Whilst referring to Foxe for a more detailed account of the proceedings the 1577 and 1587 editions of Holinsheds chronicles record the same information that on April 10thRidley and Latimer were taken to Windsor then the University of Oxford for dispute with the divines and learned men still remaining. Two days later they were taken to Convocation at St Paul’s Church (Holinshed, 1557: v. 4, p. 1719; 1587: v. 6, p.1102).
In the 1587 edition of Holinshed, Ridley and Latimer are referenced briefly soon after the account of Lady Jane and Northumberland’s failed plot (and their subsequent execution) and amid the account of Sir Thomas Wyatt’s trial and execution. The protestant prisoners are not again mentioned until after a discourse on the marriage of Mary to Philip of Spain and of the belief that the queen was with child:
‘about this season diverse learned men being apprehended, and in prison for matters of religion, were brought before the bishops of Winchester and London, and other the bishops and commissioners appointed therefore: who upon the constant standing of the said learned men in their opinions, which they had taken upon them to maintain, as grounded upon the true word of God, as they protested, proceeded in judgement against them, and so diverse of them were burned at London in Smithfield, and in diverse other places’ (Holinshed, 1577: v. 4, p. 1719; 1587, v. 6, p. 1125).
Interestingly in the 1587 edition was added:
‘Nay not only by fire but by other torments were the good Christians persecuted, whose zeal was hot in religion and defiance of the pope: insomuch that then he was counted Gods enemy, which took not the pope for the friend of Christ (whom he hated with hostility) as C.O. noted very truly in his Elizabetha, saying:
– nam creditor hostisEsse Dei, papa […] si quis pius asserit hostemEsse Dei, verso Christi qui tollit honores.’
(Holinshed, 1583: v. 4, p. 1719).
The reign of Mary in Holinshed is greatly enlarged between the two editions, however those elements taken from Foxe on the Marian martyrs remains largely unchanged (apart from what I have already mentioned). Latimer and Ridley eventually get their trial and execution on page 1129 of the 1587 edition: ‘they were condemned, and after burned in the town ditch at Oxford the sixteenth day of October.

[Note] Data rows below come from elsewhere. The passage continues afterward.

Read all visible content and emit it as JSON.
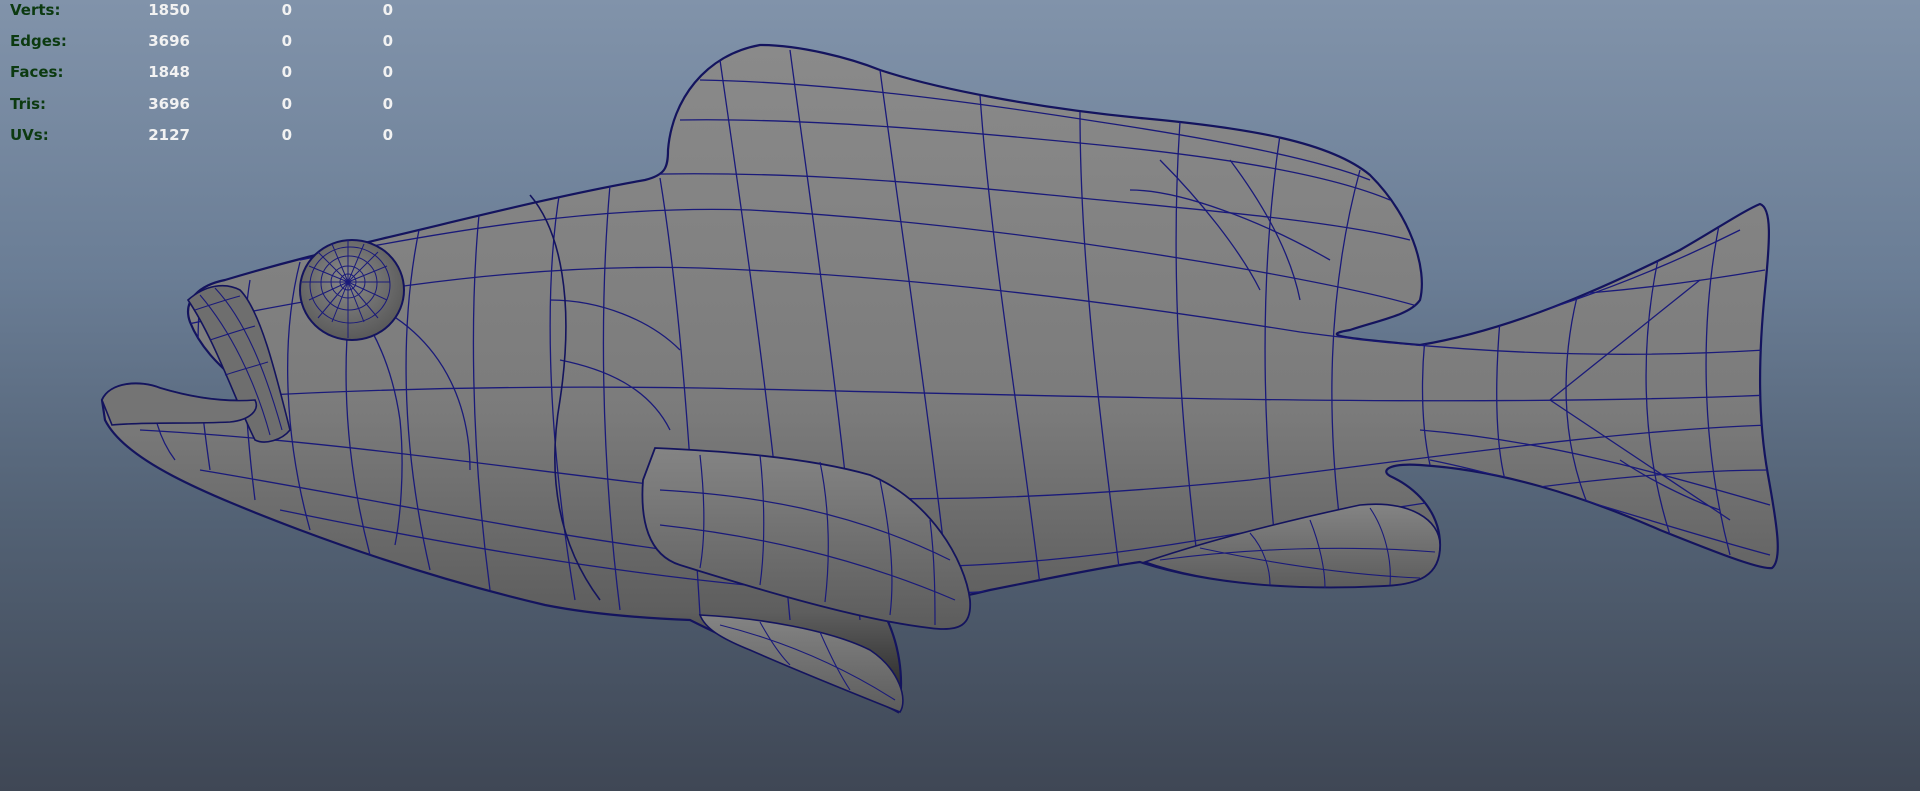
{
  "hud": {
    "rows": [
      {
        "label": "Verts:",
        "values": [
          "1850",
          "0",
          "0"
        ]
      },
      {
        "label": "Edges:",
        "values": [
          "3696",
          "0",
          "0"
        ]
      },
      {
        "label": "Faces:",
        "values": [
          "1848",
          "0",
          "0"
        ]
      },
      {
        "label": "Tris:",
        "values": [
          "3696",
          "0",
          "0"
        ]
      },
      {
        "label": "UVs:",
        "values": [
          "2127",
          "0",
          "0"
        ]
      }
    ]
  },
  "viewport": {
    "background_top": "#8193aa",
    "background_bottom": "#3f4755",
    "mesh_fill": "#7b7b7b",
    "wire_color": "#1a1a7a",
    "object": "fish-mesh"
  }
}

In the time of whose examinations, because the bishops aforesaid declared themselves to be the popes commissioners, neither Ridley nor Latimer would do them any reverence, but kept their caps on their heads.’ (Holinshed: 1577, v. 4, p. 1719; 1587, v. 6 p. 1129)
Thomas Cranmer is also afforded space in Holinshed being ‘burned in the same place where Ridley and Latimer before had suffered’ (Holinshed: 1587, v. 6, p. 1131). Cranmer, of course, was a propaganda disaster for both Mary’s government and the protestant memorialists in the Rhineland. Mary’s bishops had managed to gain a recantation from Cranmer only for him to later subside back to his old beliefs again. In the end Cranmer’s death could be used better by protestant propogandists as he did manage to die well:
‘His shirt was made long down to his feet; his feet were bare. Likewise his head, when both his caps were off, was so bare, that one hair could not be seen upon it. His beard was long and thick, covering his face with marvellous gravity. Such a contenance of gravity moved the hearts both of his friends and of his enemies. And as for the recantation aforesaid, with many tears he protested, that he had subscribed to the same against his conscience, only for fear of death, and hope of life. Which seemed true: for when he came to the stake, and the fire kindled, he put his right hand into the fire, and held it there a good space, saying: that the same hand should first burn, because it held the pen to subscribe against his Lord God.’ (Holinshed: 1587, v. 6, p. 1131).